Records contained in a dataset
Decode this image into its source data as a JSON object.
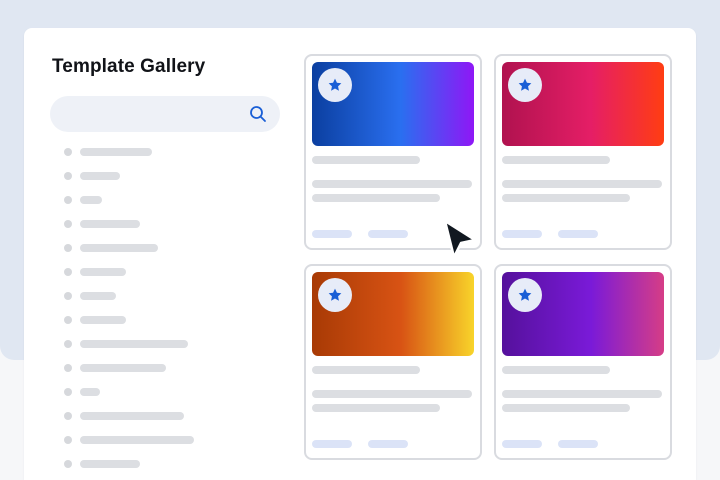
{
  "app": {
    "title": "Template Gallery"
  },
  "search": {
    "value": "",
    "icon": "search-icon"
  },
  "sidebar": {
    "item_count": 14
  },
  "gallery": {
    "cards": [
      {
        "name": "blue",
        "gradient": [
          "#0b3fa0",
          "#2a6ff0",
          "#8f17f6"
        ],
        "icon": "star-icon"
      },
      {
        "name": "pink",
        "gradient": [
          "#b0124f",
          "#e51e66",
          "#ff3d12"
        ],
        "icon": "star-icon"
      },
      {
        "name": "orange",
        "gradient": [
          "#a83a05",
          "#d85314",
          "#f8d42a"
        ],
        "icon": "star-icon"
      },
      {
        "name": "purple",
        "gradient": [
          "#55119c",
          "#7a1ad8",
          "#d63d86"
        ],
        "icon": "star-icon"
      }
    ]
  },
  "colors": {
    "accent": "#1a5fd6",
    "backdrop": "#e0e7f2",
    "skeleton": "#dcdee2",
    "tag": "#dbe3f7"
  },
  "cursor": {
    "icon": "arrow-cursor-icon"
  }
}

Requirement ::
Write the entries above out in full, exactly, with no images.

Exercise answer ::
Decode this image into its source data as a JSON object.
{
  "app": {
    "title": "Template Gallery"
  },
  "search": {
    "value": "",
    "icon": "search-icon"
  },
  "sidebar": {
    "item_count": 14
  },
  "gallery": {
    "cards": [
      {
        "name": "blue",
        "gradient": [
          "#0b3fa0",
          "#2a6ff0",
          "#8f17f6"
        ],
        "icon": "star-icon"
      },
      {
        "name": "pink",
        "gradient": [
          "#b0124f",
          "#e51e66",
          "#ff3d12"
        ],
        "icon": "star-icon"
      },
      {
        "name": "orange",
        "gradient": [
          "#a83a05",
          "#d85314",
          "#f8d42a"
        ],
        "icon": "star-icon"
      },
      {
        "name": "purple",
        "gradient": [
          "#55119c",
          "#7a1ad8",
          "#d63d86"
        ],
        "icon": "star-icon"
      }
    ]
  },
  "colors": {
    "accent": "#1a5fd6",
    "backdrop": "#e0e7f2",
    "skeleton": "#dcdee2",
    "tag": "#dbe3f7"
  },
  "cursor": {
    "icon": "arrow-cursor-icon"
  }
}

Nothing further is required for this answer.